═══ Record set

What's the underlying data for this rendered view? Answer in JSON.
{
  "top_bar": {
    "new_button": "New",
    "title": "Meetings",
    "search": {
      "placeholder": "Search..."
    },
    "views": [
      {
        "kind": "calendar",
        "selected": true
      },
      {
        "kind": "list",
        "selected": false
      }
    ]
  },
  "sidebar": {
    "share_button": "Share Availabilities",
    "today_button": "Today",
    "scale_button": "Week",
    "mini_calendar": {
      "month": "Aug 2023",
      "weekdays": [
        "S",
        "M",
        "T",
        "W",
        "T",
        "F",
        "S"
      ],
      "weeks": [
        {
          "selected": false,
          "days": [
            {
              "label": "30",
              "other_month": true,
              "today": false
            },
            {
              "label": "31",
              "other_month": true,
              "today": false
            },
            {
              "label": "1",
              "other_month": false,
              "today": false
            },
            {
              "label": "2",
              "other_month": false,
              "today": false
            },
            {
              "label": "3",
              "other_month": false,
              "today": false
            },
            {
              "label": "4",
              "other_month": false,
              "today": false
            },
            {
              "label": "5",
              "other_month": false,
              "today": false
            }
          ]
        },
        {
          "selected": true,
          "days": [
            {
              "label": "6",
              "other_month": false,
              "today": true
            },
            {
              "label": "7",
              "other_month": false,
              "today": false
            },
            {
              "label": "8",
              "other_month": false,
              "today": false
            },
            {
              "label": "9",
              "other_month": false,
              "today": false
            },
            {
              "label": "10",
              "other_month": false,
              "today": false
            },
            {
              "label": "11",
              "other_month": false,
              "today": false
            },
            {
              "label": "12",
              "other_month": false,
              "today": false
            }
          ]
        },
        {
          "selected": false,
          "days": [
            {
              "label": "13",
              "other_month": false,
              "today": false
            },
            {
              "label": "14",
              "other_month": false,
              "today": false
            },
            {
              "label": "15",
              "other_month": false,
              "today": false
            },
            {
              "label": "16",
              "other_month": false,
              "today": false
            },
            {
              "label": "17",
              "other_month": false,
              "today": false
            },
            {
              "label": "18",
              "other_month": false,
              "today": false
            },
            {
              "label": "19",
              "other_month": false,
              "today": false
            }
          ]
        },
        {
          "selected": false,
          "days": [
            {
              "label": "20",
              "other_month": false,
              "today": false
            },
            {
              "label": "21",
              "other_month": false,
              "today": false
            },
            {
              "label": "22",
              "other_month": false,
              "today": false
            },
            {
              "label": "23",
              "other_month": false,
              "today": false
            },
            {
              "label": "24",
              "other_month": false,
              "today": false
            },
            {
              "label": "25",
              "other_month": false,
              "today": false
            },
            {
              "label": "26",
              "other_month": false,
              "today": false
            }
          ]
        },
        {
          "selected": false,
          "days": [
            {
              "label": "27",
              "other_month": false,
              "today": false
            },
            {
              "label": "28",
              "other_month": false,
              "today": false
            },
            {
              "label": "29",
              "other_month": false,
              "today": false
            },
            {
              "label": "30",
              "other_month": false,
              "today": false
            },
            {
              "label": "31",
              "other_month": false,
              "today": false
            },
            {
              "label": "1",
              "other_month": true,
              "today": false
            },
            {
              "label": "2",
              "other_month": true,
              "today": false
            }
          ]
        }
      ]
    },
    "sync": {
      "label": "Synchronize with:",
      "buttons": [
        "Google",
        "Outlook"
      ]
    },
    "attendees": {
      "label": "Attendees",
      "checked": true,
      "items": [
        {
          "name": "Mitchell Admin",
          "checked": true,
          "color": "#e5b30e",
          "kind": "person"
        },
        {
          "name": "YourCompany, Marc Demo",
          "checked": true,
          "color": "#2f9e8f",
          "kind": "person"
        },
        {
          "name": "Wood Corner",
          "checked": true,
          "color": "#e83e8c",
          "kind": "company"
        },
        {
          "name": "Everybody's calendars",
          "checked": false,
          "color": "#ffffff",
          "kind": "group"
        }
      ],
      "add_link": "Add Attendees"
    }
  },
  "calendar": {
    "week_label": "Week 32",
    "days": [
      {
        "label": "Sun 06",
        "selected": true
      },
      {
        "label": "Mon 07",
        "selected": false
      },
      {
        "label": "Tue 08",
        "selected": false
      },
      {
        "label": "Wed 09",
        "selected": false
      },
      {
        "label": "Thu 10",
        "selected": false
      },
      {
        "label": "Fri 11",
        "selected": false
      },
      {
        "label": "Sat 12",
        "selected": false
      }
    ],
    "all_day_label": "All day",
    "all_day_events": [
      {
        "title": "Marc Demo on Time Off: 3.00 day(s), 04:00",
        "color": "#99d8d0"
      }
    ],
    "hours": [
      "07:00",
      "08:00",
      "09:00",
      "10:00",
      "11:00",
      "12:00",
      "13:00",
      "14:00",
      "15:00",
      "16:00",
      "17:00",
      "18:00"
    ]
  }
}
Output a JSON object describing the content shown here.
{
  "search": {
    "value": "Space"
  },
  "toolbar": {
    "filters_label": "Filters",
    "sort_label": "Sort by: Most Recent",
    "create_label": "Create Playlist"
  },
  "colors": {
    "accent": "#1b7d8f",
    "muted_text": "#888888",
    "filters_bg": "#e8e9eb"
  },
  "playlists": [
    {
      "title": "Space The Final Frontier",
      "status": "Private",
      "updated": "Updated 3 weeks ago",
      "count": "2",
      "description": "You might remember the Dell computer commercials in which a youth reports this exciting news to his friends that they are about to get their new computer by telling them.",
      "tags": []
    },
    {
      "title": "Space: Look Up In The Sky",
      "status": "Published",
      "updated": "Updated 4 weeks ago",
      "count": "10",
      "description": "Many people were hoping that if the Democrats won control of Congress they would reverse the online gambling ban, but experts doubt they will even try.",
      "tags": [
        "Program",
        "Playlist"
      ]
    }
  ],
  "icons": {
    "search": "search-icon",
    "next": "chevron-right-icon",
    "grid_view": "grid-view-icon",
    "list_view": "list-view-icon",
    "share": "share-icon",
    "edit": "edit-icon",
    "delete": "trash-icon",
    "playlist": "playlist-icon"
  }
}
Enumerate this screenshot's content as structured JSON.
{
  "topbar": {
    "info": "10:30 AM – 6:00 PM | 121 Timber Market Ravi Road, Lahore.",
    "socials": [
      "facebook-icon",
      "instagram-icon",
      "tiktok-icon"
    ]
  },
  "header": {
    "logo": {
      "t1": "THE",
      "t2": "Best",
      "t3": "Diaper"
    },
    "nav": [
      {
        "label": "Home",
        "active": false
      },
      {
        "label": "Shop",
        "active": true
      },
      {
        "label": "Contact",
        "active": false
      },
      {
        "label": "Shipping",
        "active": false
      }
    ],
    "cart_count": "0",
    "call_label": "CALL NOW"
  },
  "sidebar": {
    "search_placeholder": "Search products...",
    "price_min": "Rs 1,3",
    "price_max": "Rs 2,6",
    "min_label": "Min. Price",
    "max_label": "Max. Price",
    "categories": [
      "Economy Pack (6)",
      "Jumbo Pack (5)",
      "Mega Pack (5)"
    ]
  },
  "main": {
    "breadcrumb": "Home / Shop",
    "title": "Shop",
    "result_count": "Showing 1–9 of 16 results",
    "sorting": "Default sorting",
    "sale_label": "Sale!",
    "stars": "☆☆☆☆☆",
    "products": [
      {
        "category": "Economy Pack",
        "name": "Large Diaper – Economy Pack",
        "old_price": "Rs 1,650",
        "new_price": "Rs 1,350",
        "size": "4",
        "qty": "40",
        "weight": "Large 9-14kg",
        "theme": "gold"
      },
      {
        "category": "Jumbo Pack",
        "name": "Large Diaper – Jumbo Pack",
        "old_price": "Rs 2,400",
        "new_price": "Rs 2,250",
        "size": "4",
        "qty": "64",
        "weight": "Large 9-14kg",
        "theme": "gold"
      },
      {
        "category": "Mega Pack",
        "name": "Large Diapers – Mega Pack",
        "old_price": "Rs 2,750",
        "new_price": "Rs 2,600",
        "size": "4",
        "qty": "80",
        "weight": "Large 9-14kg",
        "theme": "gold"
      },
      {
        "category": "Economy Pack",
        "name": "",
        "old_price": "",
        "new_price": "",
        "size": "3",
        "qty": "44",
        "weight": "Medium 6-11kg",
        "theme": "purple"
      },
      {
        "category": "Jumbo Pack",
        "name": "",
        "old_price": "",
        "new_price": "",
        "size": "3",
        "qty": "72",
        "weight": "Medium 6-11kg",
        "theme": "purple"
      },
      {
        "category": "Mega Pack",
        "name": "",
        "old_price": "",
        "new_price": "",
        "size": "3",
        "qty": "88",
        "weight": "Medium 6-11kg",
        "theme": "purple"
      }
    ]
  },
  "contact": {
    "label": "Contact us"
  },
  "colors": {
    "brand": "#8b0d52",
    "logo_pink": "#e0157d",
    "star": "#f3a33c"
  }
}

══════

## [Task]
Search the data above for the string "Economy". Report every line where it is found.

## [Solution to the exercise]
      "Economy Pack (6)",
        "category": "Economy Pack",
        "name": "Large Diaper – Economy Pack",
        "category": "Economy Pack",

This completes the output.